A house-warming party (or flat-warming party) is not quite so common nowadays, when family members no longer necessarily live near each other. However, it is a traditional way to celebrate moving to a new home and letting friends and family see your new surroundings.
In centuries gone by, it had a literal meaning ~ the new house was probably cold, especially if it had been empty for a while, so people would bring firewood to light in the fireplaces and to ward off evil spirits. They might also have given gifts such as brooms, knives, salt, bread, coins and honey, each with its own symbolic meaning. In a religious household, a priest may have been asked to purify the house by walking through each room sprinkling holy water while reciting a blessing.
Today, it is usual to have the party within a month or two after moving in, before any serious decorating or renovations take place.

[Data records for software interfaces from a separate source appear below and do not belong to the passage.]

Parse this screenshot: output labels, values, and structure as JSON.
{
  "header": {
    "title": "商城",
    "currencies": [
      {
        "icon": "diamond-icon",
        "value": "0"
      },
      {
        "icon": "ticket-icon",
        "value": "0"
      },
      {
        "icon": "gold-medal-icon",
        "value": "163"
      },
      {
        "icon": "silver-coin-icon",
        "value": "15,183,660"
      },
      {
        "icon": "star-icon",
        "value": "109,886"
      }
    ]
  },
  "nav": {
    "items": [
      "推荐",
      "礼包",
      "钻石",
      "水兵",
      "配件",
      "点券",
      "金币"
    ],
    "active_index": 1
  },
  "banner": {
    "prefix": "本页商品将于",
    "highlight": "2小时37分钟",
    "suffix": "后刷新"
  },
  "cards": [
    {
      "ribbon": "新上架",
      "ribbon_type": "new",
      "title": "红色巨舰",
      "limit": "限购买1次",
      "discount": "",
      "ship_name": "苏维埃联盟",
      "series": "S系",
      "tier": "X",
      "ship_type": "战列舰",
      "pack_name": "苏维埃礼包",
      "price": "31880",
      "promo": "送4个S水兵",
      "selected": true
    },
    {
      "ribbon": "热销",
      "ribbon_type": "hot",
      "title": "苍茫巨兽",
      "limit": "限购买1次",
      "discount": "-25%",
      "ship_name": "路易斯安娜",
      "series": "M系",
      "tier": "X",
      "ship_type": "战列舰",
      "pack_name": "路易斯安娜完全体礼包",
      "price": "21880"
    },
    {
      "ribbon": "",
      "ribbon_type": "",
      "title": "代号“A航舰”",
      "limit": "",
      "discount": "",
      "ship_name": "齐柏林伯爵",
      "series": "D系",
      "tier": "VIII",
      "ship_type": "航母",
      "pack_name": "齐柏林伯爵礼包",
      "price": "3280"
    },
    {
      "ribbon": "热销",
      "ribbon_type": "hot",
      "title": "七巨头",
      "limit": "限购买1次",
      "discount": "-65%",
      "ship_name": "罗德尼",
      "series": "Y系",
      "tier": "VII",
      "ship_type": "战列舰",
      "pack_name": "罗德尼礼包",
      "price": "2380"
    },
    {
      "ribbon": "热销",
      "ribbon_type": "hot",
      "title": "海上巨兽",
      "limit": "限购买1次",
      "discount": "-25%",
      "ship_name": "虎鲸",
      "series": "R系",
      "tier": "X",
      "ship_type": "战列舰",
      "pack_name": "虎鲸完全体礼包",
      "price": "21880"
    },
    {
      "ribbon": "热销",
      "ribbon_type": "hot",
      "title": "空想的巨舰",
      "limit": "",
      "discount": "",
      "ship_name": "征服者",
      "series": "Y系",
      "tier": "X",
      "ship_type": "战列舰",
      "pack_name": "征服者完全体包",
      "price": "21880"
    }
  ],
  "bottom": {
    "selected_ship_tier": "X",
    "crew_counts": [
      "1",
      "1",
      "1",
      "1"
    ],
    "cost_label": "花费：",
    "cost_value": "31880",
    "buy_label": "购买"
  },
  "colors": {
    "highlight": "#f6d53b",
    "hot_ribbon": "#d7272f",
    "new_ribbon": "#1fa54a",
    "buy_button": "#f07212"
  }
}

Instead of firewood, gifts may include ‘Home Sweet Home’ or ‘Bless this House’ trinkets such as small signs, pictures, cushions, fridge magnets, cards and candles.
(Top image: Photo Mix at pixabay.com)